• _WHAT IS NEEDED_
The answer is one number: how many lines in the data below hold "time".

BEGIN

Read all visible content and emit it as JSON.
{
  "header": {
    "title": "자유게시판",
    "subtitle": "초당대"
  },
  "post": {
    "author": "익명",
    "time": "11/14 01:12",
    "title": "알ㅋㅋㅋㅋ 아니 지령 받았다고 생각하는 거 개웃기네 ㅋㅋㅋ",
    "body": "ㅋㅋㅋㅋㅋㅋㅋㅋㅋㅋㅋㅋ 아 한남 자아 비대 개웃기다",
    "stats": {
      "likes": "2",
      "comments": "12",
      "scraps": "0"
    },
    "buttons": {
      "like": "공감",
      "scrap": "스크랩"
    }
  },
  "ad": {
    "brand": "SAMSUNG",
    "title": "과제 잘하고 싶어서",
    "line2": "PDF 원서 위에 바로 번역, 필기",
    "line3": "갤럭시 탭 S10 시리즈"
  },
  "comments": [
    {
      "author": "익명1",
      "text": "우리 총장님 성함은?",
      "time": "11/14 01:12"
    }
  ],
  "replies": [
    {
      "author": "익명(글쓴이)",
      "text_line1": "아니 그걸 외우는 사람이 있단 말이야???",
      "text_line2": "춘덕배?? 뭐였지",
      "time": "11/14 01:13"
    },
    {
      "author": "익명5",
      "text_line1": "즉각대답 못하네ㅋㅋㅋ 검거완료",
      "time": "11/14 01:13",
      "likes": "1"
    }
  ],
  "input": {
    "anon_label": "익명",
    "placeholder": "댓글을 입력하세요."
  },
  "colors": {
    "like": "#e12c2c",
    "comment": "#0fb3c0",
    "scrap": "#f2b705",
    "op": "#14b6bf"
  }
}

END

• _RESPONSE BOX_
4